Friends star Matthew Perry, who died on October 28 due to the effects of ketamine, had undergone ketamine therapy for depression.
Perry, the much-loved comedic actor, forever immortalized as Chandler Bing on the hit 1990s sitcom Friends, was found dead on October 28 at his Los Angeles home at the age of 54.
Several weeks after his death, the County of Los Angeles Department of Medical Examiner released an autopsy listing Perry’s death as acute effects of ketamine. Drowning, coronary artery disease, and buprenorphine, which is used to treat opioid use disorder, were also listed as contributing factors.
Perry, who was public about his struggles with substance abuse, had been undergoing ketamine infusion therapy more than a week before his death as part of his mental health treatment, according to a report by Yahoo! Life.
While ketamine — which can cause hallucinogenic effects, feelings of dissociation, and euphoria — became a popular club drug in the 1990s, known as “Special K,” it was also approved in 1970 by the Food and Drug Administration (FDA) to use as an anesthetic, the report noted.
Ketamine is believed to have the ability to target glutamate receptors in the brain, which can make the brain form new neural connections, and has long been studied for its potential mental health benefits, specifically in managing treatment-resistant depression and suicidal ideation.
Taking too high of a ketamine dose, or taking it too frequently, however, can also result in cardiac issues, seizures, and cognitive issues.
Dr. Steven Levine, a board-certified psychiatrist who developed the protocol for the clinical use of ketamine in 2011, previously told Yahoo that ketamine can “enable the brain to heal and change and learn and become more resilient,” due to its effect on glutamate receptors.

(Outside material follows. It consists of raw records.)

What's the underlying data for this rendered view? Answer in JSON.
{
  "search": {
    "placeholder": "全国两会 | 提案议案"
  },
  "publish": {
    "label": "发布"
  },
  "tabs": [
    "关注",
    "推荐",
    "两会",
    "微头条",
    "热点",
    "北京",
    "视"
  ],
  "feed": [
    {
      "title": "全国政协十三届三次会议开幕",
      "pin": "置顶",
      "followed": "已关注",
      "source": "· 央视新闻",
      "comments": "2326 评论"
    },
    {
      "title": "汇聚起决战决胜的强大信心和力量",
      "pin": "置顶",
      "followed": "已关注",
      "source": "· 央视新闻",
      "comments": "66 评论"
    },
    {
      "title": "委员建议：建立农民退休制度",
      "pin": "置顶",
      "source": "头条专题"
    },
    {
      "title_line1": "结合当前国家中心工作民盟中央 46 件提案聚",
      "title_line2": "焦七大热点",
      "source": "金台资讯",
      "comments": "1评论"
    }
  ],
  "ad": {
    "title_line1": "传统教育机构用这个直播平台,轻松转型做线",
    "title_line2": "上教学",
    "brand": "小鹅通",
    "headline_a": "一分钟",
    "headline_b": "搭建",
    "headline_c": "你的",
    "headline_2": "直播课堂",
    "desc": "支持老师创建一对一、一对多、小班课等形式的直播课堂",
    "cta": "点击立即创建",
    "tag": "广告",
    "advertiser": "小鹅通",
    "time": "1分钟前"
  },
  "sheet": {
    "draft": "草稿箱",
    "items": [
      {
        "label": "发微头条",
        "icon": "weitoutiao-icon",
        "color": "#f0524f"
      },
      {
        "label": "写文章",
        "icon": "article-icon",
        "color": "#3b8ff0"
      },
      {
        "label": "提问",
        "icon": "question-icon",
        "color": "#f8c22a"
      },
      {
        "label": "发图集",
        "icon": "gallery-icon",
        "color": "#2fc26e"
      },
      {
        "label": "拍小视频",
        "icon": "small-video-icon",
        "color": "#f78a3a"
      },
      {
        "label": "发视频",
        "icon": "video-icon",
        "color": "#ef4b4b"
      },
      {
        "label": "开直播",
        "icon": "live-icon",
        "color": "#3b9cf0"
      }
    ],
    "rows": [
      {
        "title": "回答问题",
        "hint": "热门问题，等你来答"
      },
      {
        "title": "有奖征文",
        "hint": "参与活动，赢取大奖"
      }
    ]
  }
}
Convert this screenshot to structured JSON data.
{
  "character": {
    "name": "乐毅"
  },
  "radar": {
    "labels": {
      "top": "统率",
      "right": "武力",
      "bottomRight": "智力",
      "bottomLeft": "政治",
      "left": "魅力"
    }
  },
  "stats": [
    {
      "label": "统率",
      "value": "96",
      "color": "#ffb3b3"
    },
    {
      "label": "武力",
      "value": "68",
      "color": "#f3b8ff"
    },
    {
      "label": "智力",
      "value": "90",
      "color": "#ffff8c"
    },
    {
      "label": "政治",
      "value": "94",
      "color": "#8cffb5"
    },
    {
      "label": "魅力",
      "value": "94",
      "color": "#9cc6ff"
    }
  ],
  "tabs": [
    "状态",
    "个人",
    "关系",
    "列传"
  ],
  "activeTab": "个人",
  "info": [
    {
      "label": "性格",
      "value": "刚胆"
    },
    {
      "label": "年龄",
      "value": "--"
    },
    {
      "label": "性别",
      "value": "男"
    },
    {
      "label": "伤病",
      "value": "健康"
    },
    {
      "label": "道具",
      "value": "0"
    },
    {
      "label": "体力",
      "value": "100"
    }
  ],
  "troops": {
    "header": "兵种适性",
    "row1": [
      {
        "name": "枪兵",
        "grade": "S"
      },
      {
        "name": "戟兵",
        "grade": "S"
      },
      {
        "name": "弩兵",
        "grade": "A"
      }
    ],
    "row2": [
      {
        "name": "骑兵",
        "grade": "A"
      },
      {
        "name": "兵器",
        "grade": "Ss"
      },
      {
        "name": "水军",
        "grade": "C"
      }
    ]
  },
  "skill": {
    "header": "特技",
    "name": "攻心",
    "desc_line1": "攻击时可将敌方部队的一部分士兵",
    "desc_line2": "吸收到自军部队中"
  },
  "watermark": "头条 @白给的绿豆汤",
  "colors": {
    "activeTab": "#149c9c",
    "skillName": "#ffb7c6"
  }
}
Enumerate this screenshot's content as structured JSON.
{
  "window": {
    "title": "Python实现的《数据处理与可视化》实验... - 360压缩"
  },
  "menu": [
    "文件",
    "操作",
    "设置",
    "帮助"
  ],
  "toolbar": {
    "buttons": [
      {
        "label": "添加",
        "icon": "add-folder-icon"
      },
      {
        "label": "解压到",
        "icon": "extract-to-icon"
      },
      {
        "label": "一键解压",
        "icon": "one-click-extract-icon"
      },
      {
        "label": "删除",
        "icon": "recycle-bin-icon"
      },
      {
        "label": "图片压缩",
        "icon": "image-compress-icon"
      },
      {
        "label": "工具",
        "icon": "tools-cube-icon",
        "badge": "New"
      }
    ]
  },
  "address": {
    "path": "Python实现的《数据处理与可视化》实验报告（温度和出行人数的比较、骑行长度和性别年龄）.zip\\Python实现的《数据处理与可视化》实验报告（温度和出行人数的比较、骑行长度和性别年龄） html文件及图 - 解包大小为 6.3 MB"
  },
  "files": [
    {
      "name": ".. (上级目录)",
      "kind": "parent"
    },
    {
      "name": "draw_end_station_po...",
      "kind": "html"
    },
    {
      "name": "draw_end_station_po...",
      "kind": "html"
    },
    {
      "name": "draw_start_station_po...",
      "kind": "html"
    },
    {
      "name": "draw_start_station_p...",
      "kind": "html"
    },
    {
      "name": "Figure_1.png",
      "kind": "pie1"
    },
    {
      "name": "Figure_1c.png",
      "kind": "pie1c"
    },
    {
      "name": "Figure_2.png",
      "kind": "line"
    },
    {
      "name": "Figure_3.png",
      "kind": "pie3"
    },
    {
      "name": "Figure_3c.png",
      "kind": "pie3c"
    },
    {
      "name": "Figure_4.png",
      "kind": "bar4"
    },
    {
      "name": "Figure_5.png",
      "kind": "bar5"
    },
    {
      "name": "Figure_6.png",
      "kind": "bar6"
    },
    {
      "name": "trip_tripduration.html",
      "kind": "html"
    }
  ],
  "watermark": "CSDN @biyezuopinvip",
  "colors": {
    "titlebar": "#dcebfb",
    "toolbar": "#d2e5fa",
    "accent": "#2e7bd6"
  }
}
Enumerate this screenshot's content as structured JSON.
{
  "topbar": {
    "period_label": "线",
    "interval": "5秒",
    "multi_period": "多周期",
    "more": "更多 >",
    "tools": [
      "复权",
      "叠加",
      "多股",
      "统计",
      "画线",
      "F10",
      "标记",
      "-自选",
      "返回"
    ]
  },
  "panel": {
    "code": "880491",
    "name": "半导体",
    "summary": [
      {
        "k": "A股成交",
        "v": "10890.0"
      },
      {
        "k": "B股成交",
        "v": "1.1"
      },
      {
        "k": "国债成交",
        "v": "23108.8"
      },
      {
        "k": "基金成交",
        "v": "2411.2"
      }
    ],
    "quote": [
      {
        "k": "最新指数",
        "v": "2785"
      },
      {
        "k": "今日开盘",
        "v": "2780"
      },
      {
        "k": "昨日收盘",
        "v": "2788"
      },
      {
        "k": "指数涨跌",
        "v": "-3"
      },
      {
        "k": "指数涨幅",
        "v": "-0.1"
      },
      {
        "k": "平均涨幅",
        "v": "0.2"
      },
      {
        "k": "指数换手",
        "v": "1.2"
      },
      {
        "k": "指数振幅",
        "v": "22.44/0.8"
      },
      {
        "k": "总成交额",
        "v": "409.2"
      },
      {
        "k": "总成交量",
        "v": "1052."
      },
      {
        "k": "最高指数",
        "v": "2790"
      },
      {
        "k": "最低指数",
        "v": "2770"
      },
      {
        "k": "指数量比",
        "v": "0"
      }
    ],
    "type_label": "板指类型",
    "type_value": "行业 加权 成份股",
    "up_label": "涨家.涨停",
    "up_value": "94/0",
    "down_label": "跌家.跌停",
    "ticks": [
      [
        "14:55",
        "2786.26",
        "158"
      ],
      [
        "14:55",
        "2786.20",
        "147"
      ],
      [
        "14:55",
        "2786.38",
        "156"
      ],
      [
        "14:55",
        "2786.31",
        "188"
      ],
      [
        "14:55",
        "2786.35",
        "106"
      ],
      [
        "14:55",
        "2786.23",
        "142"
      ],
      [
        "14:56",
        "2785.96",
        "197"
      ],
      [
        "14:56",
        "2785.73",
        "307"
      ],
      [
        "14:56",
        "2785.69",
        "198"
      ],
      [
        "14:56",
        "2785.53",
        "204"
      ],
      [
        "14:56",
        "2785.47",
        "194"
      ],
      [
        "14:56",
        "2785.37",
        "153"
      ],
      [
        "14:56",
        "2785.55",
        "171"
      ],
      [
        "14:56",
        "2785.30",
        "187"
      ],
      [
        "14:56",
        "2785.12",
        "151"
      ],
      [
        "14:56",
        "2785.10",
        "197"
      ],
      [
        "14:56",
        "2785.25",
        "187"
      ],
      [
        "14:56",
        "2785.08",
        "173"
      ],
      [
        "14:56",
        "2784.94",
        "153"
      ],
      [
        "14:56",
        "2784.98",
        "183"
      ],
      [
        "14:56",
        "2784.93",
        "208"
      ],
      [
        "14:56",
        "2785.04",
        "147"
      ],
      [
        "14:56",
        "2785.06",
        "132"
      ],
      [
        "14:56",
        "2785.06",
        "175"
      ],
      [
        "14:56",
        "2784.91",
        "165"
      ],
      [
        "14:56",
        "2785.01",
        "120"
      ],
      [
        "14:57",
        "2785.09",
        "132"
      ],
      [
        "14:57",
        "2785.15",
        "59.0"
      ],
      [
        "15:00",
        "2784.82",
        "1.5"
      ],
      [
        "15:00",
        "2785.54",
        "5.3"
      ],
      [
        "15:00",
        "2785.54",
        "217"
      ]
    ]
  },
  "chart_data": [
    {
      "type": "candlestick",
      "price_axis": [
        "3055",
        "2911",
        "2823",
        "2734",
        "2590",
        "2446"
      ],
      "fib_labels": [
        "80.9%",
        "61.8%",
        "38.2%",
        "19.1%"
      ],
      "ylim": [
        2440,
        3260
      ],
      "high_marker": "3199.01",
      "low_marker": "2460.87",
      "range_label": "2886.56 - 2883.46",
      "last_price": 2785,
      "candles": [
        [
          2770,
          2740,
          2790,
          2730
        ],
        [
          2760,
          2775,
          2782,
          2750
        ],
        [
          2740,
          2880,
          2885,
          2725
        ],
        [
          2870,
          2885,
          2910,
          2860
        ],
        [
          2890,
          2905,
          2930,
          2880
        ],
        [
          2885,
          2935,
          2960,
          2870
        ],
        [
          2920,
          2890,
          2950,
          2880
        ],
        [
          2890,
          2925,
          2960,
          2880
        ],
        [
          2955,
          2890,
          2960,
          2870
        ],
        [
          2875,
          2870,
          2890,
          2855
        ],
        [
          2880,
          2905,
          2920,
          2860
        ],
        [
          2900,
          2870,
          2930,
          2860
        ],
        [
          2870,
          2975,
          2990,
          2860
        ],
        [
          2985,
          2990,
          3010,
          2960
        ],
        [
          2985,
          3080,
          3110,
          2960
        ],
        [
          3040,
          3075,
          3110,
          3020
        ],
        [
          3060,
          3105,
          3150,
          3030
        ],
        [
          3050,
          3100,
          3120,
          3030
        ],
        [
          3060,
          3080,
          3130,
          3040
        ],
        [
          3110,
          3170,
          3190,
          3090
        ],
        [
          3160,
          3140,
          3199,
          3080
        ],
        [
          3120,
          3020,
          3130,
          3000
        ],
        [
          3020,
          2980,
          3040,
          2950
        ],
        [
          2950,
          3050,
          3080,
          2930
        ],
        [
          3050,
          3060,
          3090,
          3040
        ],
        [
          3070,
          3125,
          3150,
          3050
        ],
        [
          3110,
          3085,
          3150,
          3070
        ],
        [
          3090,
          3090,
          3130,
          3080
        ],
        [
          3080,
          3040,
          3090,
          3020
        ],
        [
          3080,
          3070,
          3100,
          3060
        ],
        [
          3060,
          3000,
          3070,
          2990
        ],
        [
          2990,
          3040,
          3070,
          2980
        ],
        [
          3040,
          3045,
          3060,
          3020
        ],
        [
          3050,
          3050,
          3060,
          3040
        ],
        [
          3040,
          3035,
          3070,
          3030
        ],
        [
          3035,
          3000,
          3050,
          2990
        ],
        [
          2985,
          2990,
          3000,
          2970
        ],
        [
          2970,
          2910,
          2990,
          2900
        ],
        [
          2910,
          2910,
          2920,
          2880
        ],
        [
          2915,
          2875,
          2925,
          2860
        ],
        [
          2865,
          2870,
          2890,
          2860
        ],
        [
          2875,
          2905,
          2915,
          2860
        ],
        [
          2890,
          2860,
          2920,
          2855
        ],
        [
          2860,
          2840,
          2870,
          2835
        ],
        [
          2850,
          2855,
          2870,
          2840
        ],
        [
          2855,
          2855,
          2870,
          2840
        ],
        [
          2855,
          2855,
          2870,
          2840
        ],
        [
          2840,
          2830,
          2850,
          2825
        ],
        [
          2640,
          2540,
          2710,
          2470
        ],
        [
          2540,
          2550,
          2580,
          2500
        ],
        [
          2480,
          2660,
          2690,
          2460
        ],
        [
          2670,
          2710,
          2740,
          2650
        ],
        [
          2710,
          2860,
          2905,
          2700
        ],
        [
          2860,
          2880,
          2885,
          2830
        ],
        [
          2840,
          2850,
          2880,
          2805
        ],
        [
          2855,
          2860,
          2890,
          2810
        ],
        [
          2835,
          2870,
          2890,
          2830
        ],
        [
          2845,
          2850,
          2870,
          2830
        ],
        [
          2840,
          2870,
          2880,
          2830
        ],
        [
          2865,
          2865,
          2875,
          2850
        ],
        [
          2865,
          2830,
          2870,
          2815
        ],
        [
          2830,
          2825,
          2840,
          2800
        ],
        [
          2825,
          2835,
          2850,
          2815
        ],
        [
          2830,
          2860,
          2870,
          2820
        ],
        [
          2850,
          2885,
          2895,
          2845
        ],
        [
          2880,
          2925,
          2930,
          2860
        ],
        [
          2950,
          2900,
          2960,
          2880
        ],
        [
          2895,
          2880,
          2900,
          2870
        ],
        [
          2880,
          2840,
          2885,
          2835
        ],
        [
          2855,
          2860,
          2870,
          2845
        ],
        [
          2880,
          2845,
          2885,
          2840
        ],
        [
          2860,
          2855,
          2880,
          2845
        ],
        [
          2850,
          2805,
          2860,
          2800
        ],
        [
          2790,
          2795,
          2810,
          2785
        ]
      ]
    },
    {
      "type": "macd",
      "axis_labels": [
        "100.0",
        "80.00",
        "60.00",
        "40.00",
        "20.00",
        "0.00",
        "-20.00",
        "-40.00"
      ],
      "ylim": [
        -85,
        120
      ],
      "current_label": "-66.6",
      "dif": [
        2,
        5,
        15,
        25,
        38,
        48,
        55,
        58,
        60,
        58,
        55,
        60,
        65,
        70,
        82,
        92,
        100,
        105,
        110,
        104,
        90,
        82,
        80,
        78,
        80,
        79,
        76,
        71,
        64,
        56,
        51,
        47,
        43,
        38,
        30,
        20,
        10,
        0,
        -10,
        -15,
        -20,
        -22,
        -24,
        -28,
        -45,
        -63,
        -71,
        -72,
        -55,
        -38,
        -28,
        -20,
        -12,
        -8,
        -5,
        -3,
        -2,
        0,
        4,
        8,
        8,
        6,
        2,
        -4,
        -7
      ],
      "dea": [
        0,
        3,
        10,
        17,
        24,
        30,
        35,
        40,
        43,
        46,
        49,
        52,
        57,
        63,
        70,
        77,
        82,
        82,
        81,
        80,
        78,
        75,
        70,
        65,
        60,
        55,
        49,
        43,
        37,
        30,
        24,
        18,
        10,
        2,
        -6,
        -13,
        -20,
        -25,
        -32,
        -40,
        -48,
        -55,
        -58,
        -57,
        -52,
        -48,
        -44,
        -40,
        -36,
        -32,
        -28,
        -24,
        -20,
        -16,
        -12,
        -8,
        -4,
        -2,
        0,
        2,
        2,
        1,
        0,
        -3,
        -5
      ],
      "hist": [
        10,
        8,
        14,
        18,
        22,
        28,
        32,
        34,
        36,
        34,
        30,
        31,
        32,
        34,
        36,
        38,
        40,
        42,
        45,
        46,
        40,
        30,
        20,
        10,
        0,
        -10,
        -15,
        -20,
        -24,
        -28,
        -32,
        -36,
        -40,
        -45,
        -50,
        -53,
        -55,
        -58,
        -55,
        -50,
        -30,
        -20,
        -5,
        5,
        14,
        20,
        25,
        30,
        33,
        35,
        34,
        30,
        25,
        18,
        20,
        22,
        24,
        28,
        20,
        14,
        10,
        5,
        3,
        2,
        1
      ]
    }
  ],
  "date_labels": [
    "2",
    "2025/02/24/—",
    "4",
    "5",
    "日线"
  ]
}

“This is important for people with depression or who have suicidal thoughts, as they are stuck in patterns of negative thinking and need help breaking through,” Yahoo reported.
Levine also told the outlet that “Only about 50% will respond to ketamine treatments, maybe 60 to 70% will have that sort of lower bar of clinically meaningful results.”
“So lots of people aren’t going to get this great benefit from ketamine,” Levine added. “But I have seen people who really were at the end of their rope, who tried everything under the sun — people who really believe that there was nothing on earth that could help them. I’ve seen some really amazing dramatic responses.”
Notably, Perry wrote about receiving ketamine treatments in his 2022 memoir, Friends, Lovers, and the Big Terrible Thing, which focused on his struggles with substance abuse.
“There is a synthetic form of [ketamine] now, and it’s used for two reasons: to ease pain and help with depression. Has my name written all over it — they might as well have called it ‘Matty,’” he wrote. “Ketamine felt like a giant exhale. They’d bring me into a room, sit me down, put headphones on me so I could listen to music, blindfold me, and put an IV in.”